● **PROBLEM REQUIREMENTS**: The number needed is how many lines in these entries contain "this"; give it alone.

● **RECORDS TO USE**:
******
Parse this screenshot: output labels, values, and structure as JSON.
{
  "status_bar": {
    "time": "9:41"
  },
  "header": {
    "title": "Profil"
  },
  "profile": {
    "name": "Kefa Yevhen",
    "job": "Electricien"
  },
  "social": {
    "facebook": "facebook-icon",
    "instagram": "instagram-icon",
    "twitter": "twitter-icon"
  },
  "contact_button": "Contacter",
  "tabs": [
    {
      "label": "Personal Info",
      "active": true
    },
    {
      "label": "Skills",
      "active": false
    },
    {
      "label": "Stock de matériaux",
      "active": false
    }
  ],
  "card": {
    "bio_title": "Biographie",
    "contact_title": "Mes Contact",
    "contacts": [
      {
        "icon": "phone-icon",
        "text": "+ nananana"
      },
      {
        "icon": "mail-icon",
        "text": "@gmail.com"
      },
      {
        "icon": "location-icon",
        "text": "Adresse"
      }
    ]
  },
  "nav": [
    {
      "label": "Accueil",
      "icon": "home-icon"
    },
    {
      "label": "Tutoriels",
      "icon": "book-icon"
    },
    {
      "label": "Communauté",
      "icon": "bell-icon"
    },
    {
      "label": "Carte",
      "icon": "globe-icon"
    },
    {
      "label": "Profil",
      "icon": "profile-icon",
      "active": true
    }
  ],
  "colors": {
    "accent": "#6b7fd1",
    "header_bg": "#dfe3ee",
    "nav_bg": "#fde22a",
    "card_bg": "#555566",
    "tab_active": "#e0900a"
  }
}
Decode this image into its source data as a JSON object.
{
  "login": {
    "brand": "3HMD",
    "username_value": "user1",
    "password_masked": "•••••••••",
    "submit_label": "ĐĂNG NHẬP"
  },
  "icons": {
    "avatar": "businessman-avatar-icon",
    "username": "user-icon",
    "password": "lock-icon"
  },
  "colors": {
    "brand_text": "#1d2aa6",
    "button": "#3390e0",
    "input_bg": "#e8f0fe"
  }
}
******
● **EXERCISE ANSWER**: 2